For example, last year, the San Francisco Office of Financial Empowerment partnered with the Federal Reserve Bank of San Francisco to study student debt disparities across the Bay Area. Their resulting report found a wide variance in student loan borrowing and balances and considerably higher delinquency and default in low-income communities and communities of color. Building on this foundational research, the SBPC is now helping San Francisco to identify “hot spots” where city intervention is most needed to reach vulnerable borrowers. Through this collaboration, we helped San Francisco estimate that nearly 300,000 Bay Area borrowers—linked to the specific neighborhoods in which they likely reside—would benefit from existing government programs to provide student debt relief but had failed to benefit from these protections to date. By targeting repayment resources at points in which at-risk borrowers are already engaging city programs, San Francisco will be able to leverage existing intervention channels to alleviate student debt distress.
Similar research would be invaluable for Boston. While older, existing data suggests that Boston has not been spared the disparities that are devastating so many Black and Latinx neighborhoods across the country, more granular research is needed to inform lasting, effective policy interventions. New data could allow you to identify key mechanisms for intervention to protect student loan borrowers, as well as empower researchers to better understand the unique ways that the effects of student loan debt play out on in the city—from business formation to homeownership.
And with that, I would like to end with this:
Millions of student loan borrowers, including hundreds of thousands right here in Boston, are suffering under the weight of a broken system. And their futures are often being decided by those who have not been forced to bear this burden. Those who never had to decide between groceries or a student loan payment. Those who never had to watch the American Dream move further and further away as they struggle to stay afloat.
That is why any meaningful solution to end the student debt crisis will require action at every level of government—including from the cities bearing witness to it every day. That is why your work here today is so important.
After the last economic crisis, recovery efforts had the ill-intended effect of further entrenching economic inequality. As you begin down the long road of pandemic recovery, you have an unprecedented opportunity to design a relief effort that goes beyond returning to the status quo—you can redefine the status quo. You can center communities that are all too often forced to the margins—many of those hit hardest by the pandemic.

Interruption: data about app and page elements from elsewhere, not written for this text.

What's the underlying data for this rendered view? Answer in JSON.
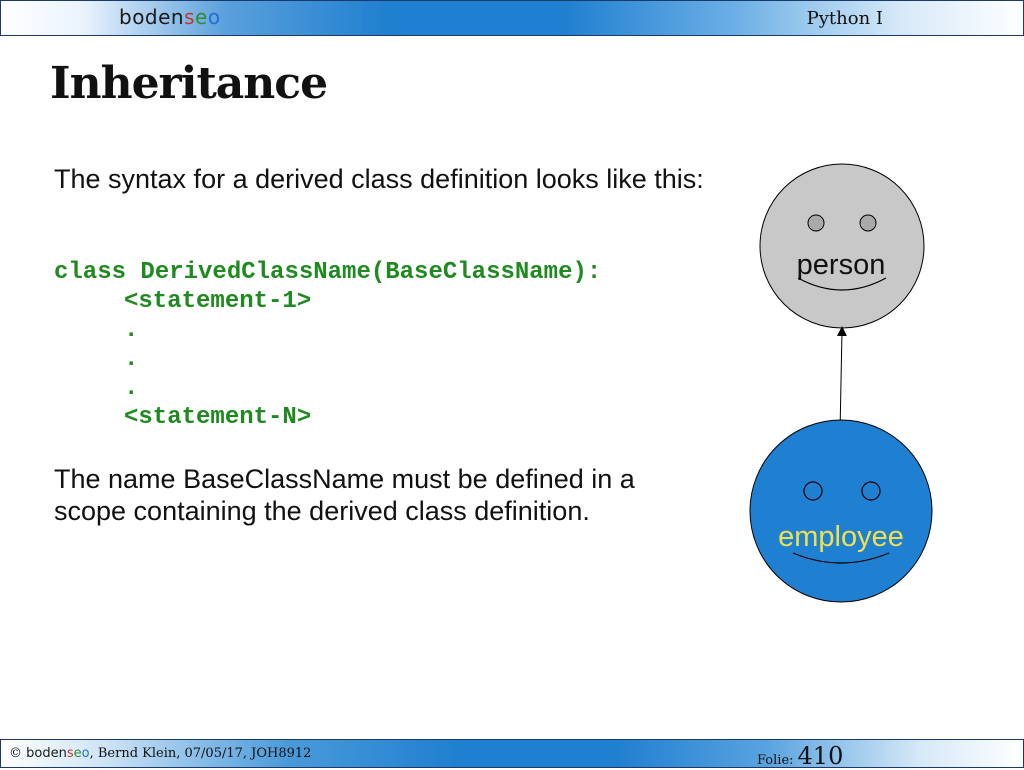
{
  "header": {
    "logo_parts": [
      "boden",
      "s",
      "e",
      "o"
    ],
    "course": "Python I"
  },
  "slide": {
    "title": "Inheritance",
    "intro": "The syntax for a derived class definition looks like this:",
    "code": {
      "first_line": "class DerivedClassName(BaseClassName):",
      "body_lines": [
        "<statement-1>",
        ".",
        ".",
        ".",
        "<statement-N>"
      ]
    },
    "note": "The name BaseClassName must be defined in a scope containing the derived class definition."
  },
  "diagram": {
    "parent_label": "person",
    "child_label": "employee",
    "parent_color": "#c8c8c8",
    "child_color": "#1f7fd0",
    "child_label_color": "#f0e050"
  },
  "footer": {
    "copyright_symbol": "©",
    "logo_parts": [
      "boden",
      "s",
      "e",
      "o"
    ],
    "author_info": ", Bernd Klein, 07/05/17, JOH8912",
    "slide_label": "Folie:",
    "slide_number": "410"
  }
}
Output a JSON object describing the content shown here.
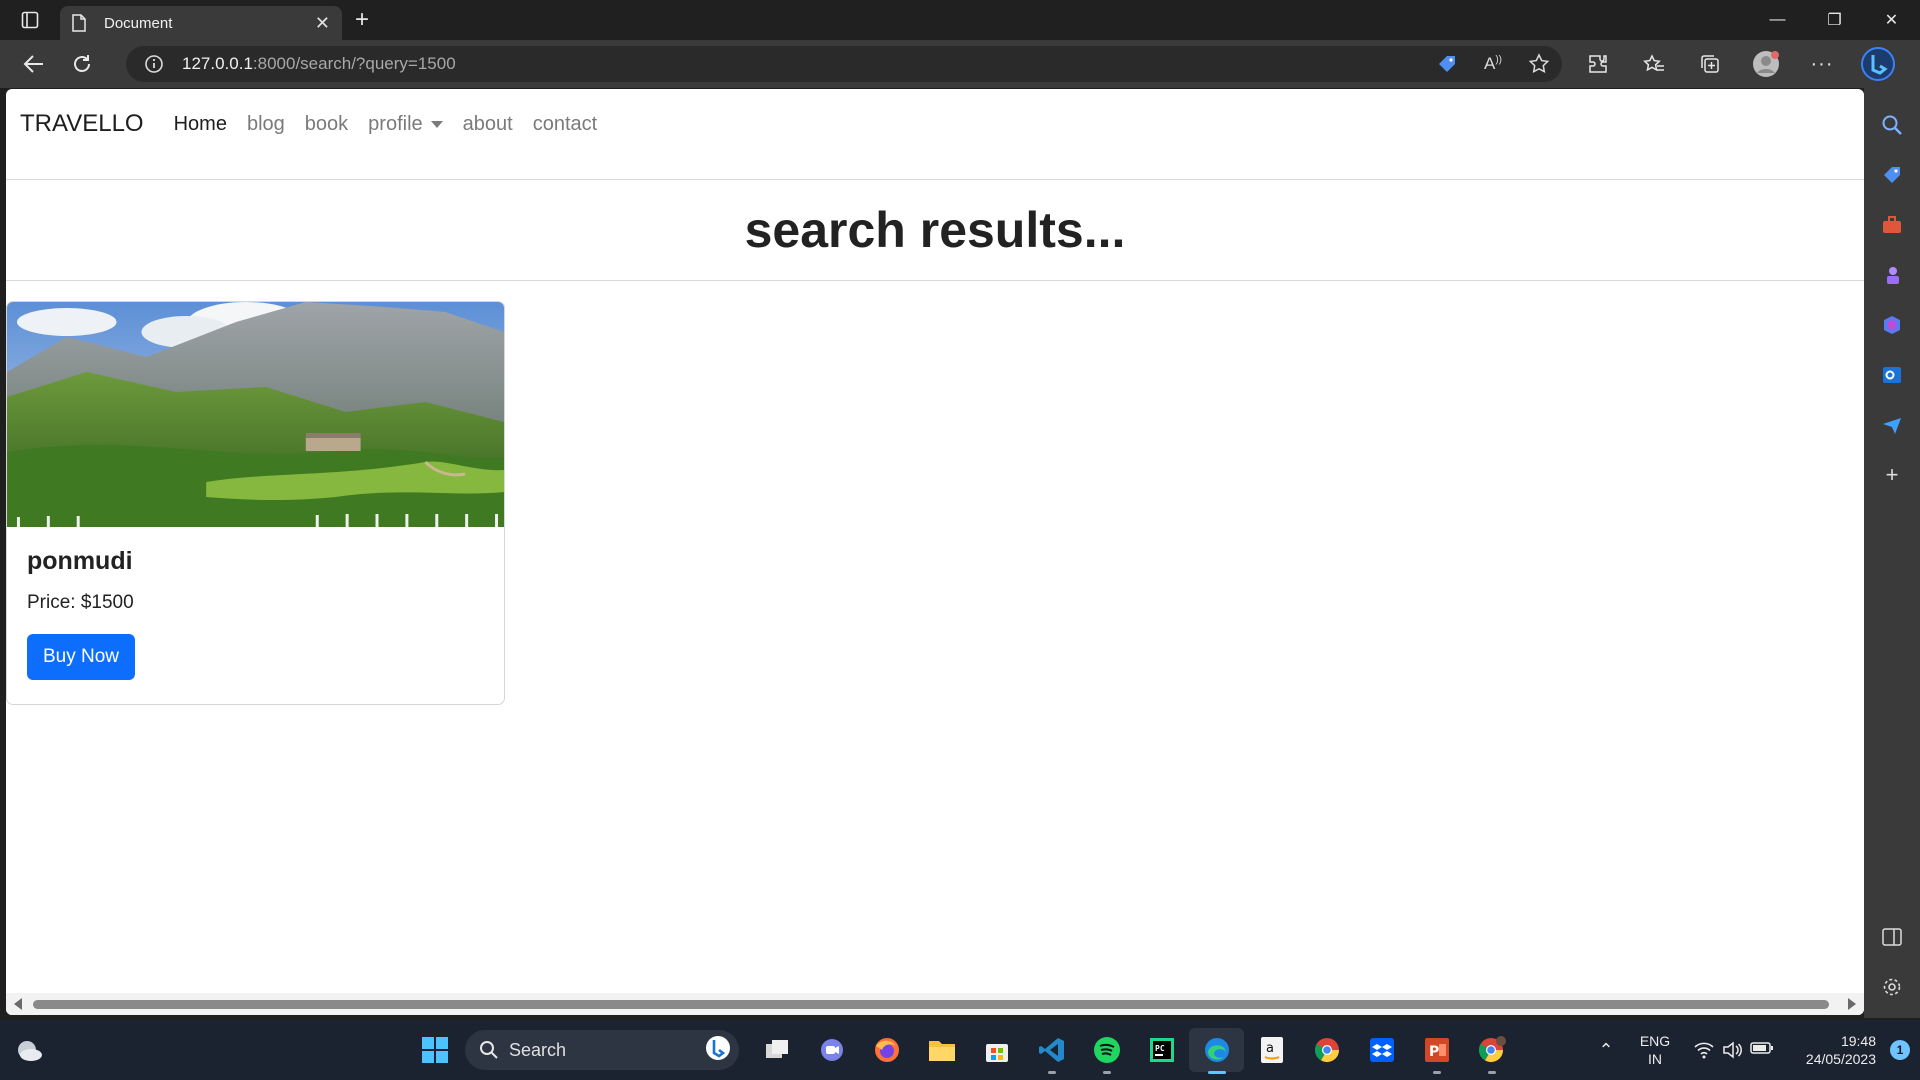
{
  "browser": {
    "tab_title": "Document",
    "url_host": "127.0.0.1",
    "url_rest": ":8000/search/?query=1500"
  },
  "page": {
    "brand": "TRAVELLO",
    "nav": [
      {
        "label": "Home"
      },
      {
        "label": "blog"
      },
      {
        "label": "book"
      },
      {
        "label": "profile"
      },
      {
        "label": "about"
      },
      {
        "label": "contact"
      }
    ],
    "heading": "search results...",
    "results": [
      {
        "title": "ponmudi",
        "price": "Price: $1500",
        "button": "Buy Now"
      }
    ]
  },
  "taskbar": {
    "search_placeholder": "Search",
    "lang_1": "ENG",
    "lang_2": "IN",
    "time": "19:48",
    "date": "24/05/2023",
    "notifications": "1"
  },
  "colors": {
    "primary_button": "#0d6efd",
    "taskbar_bg": "#1c2330",
    "chrome_bg": "#3a3a3a"
  }
}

Boston must take the critical step of exposing the true costs of student debt across its neighborhoods, and I urge the Committee to work towards the advancement of this research.